» **TASK ITEM**:
Omit the images and output every line of the data below exactly.

» **Dataset rows describing interfaces**:

####

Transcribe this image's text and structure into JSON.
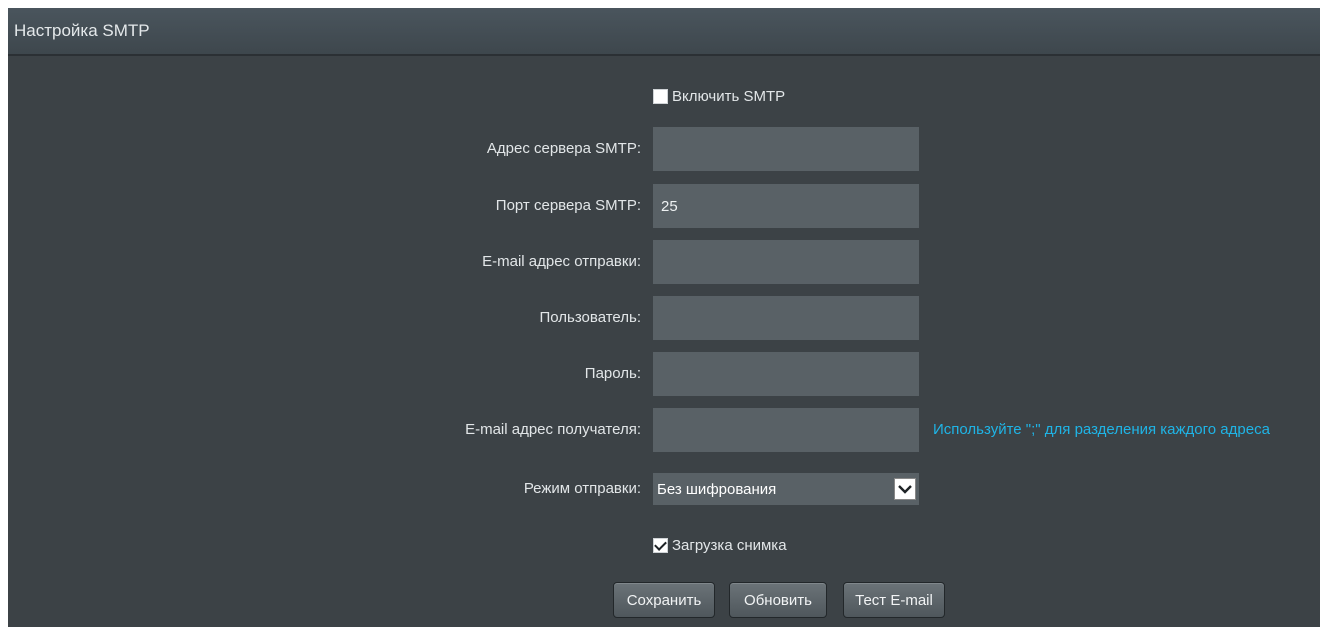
{
  "header": {
    "title": "Настройка SMTP"
  },
  "enable_smtp": {
    "label": "Включить SMTP",
    "checked": false
  },
  "fields": {
    "server_address": {
      "label": "Адрес сервера SMTP:",
      "value": ""
    },
    "server_port": {
      "label": "Порт сервера SMTP:",
      "value": "25"
    },
    "sender_email": {
      "label": "E-mail адрес отправки:",
      "value": ""
    },
    "user": {
      "label": "Пользователь:",
      "value": ""
    },
    "password": {
      "label": "Пароль:",
      "value": ""
    },
    "recipient_email": {
      "label": "E-mail адрес получателя:",
      "value": "",
      "hint": "Используйте \";\" для разделения каждого адреса"
    }
  },
  "send_mode": {
    "label": "Режим отправки:",
    "selected": "Без шифрования"
  },
  "upload_snapshot": {
    "label": "Загрузка снимка",
    "checked": true
  },
  "buttons": {
    "save": "Сохранить",
    "refresh": "Обновить",
    "test_email": "Тест E-mail"
  },
  "colors": {
    "panel_bg": "#3c4246",
    "field_bg": "#596166",
    "hint": "#1fb4e6"
  }
}
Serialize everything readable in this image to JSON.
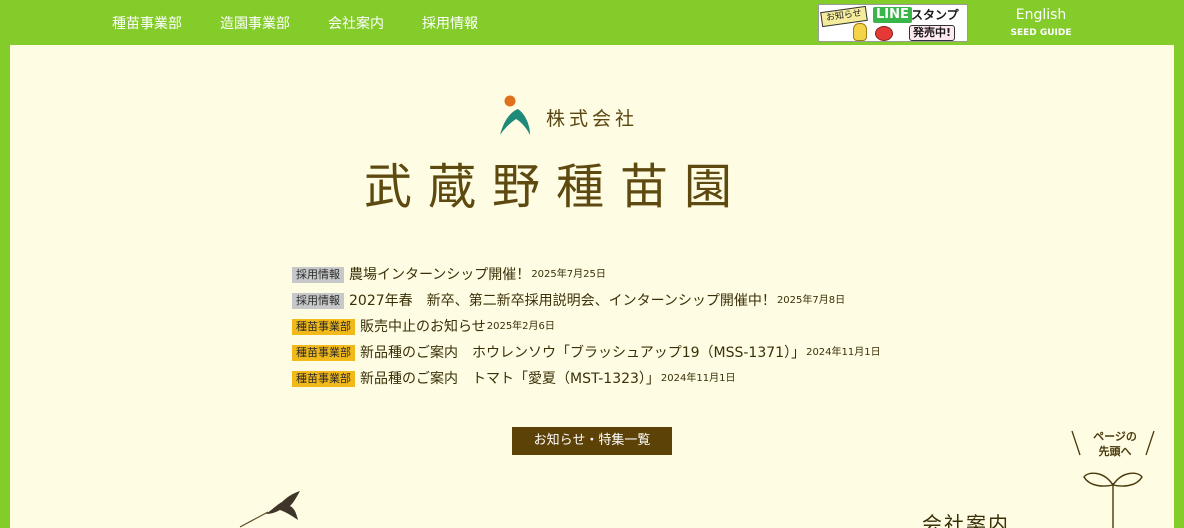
{
  "nav": {
    "items": [
      {
        "label": "種苗事業部"
      },
      {
        "label": "造園事業部"
      },
      {
        "label": "会社案内"
      },
      {
        "label": "採用情報"
      }
    ]
  },
  "banner": {
    "notice": "お知らせ",
    "line": "LINE",
    "stamp": "スタンプ",
    "sale": "発売中!"
  },
  "lang": {
    "english": "English",
    "seed_guide": "SEED GUIDE"
  },
  "brand": {
    "company_type": "株式会社",
    "company_name": "武蔵野種苗園",
    "mark_colors": {
      "dot": "#e0701c",
      "leaf": "#1e8a7a"
    }
  },
  "news": [
    {
      "category": "採用情報",
      "kind": "recruit",
      "title": "農場インターンシップ開催！",
      "date": "2025年7月25日"
    },
    {
      "category": "採用情報",
      "kind": "recruit",
      "title": "2027年春　新卒、第二新卒採用説明会、インターンシップ開催中！",
      "date": "2025年7月8日"
    },
    {
      "category": "種苗事業部",
      "kind": "seed",
      "title": "販売中止のお知らせ",
      "date": "2025年2月6日"
    },
    {
      "category": "種苗事業部",
      "kind": "seed",
      "title": "新品種のご案内　ホウレンソウ「ブラッシュアップ19（MSS-1371）」",
      "date": "2024年11月1日"
    },
    {
      "category": "種苗事業部",
      "kind": "seed",
      "title": "新品種のご案内　トマト「愛夏（MST-1323）」",
      "date": "2024年11月1日"
    }
  ],
  "more_button": {
    "label": "お知らせ・特集一覧"
  },
  "pagetop": {
    "line1": "ページの",
    "line2": "先頭へ"
  },
  "section_peek": {
    "title": "会社案内"
  },
  "colors": {
    "header_green": "#84cc2a",
    "panel_cream": "#fefce2",
    "brand_brown": "#5e4a10",
    "badge_recruit": "#c7c8c9",
    "badge_seed": "#f2b91b"
  }
}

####

» **FINAL ANSWER**:
Transcribe this image's text and structure into JSON.
{
  "header": {
    "title": "Настройка SMTP"
  },
  "enable_smtp": {
    "label": "Включить SMTP",
    "checked": false
  },
  "fields": {
    "server_address": {
      "label": "Адрес сервера SMTP:",
      "value": ""
    },
    "server_port": {
      "label": "Порт сервера SMTP:",
      "value": "25"
    },
    "sender_email": {
      "label": "E-mail адрес отправки:",
      "value": ""
    },
    "user": {
      "label": "Пользователь:",
      "value": ""
    },
    "password": {
      "label": "Пароль:",
      "value": ""
    },
    "recipient_email": {
      "label": "E-mail адрес получателя:",
      "value": "",
      "hint": "Используйте \";\" для разделения каждого адреса"
    }
  },
  "send_mode": {
    "label": "Режим отправки:",
    "selected": "Без шифрования"
  },
  "upload_snapshot": {
    "label": "Загрузка снимка",
    "checked": true
  },
  "buttons": {
    "save": "Сохранить",
    "refresh": "Обновить",
    "test_email": "Тест E-mail"
  },
  "colors": {
    "panel_bg": "#3c4246",
    "field_bg": "#596166",
    "hint": "#1fb4e6"
  }
}
Serialize everything readable in this image to JSON.
{
  "nav": {
    "items": [
      {
        "label": "種苗事業部"
      },
      {
        "label": "造園事業部"
      },
      {
        "label": "会社案内"
      },
      {
        "label": "採用情報"
      }
    ]
  },
  "banner": {
    "notice": "お知らせ",
    "line": "LINE",
    "stamp": "スタンプ",
    "sale": "発売中!"
  },
  "lang": {
    "english": "English",
    "seed_guide": "SEED GUIDE"
  },
  "brand": {
    "company_type": "株式会社",
    "company_name": "武蔵野種苗園",
    "mark_colors": {
      "dot": "#e0701c",
      "leaf": "#1e8a7a"
    }
  },
  "news": [
    {
      "category": "採用情報",
      "kind": "recruit",
      "title": "農場インターンシップ開催！",
      "date": "2025年7月25日"
    },
    {
      "category": "採用情報",
      "kind": "recruit",
      "title": "2027年春　新卒、第二新卒採用説明会、インターンシップ開催中！",
      "date": "2025年7月8日"
    },
    {
      "category": "種苗事業部",
      "kind": "seed",
      "title": "販売中止のお知らせ",
      "date": "2025年2月6日"
    },
    {
      "category": "種苗事業部",
      "kind": "seed",
      "title": "新品種のご案内　ホウレンソウ「ブラッシュアップ19（MSS-1371）」",
      "date": "2024年11月1日"
    },
    {
      "category": "種苗事業部",
      "kind": "seed",
      "title": "新品種のご案内　トマト「愛夏（MST-1323）」",
      "date": "2024年11月1日"
    }
  ],
  "more_button": {
    "label": "お知らせ・特集一覧"
  },
  "pagetop": {
    "line1": "ページの",
    "line2": "先頭へ"
  },
  "section_peek": {
    "title": "会社案内"
  },
  "colors": {
    "header_green": "#84cc2a",
    "panel_cream": "#fefce2",
    "brand_brown": "#5e4a10",
    "badge_recruit": "#c7c8c9",
    "badge_seed": "#f2b91b"
  }
}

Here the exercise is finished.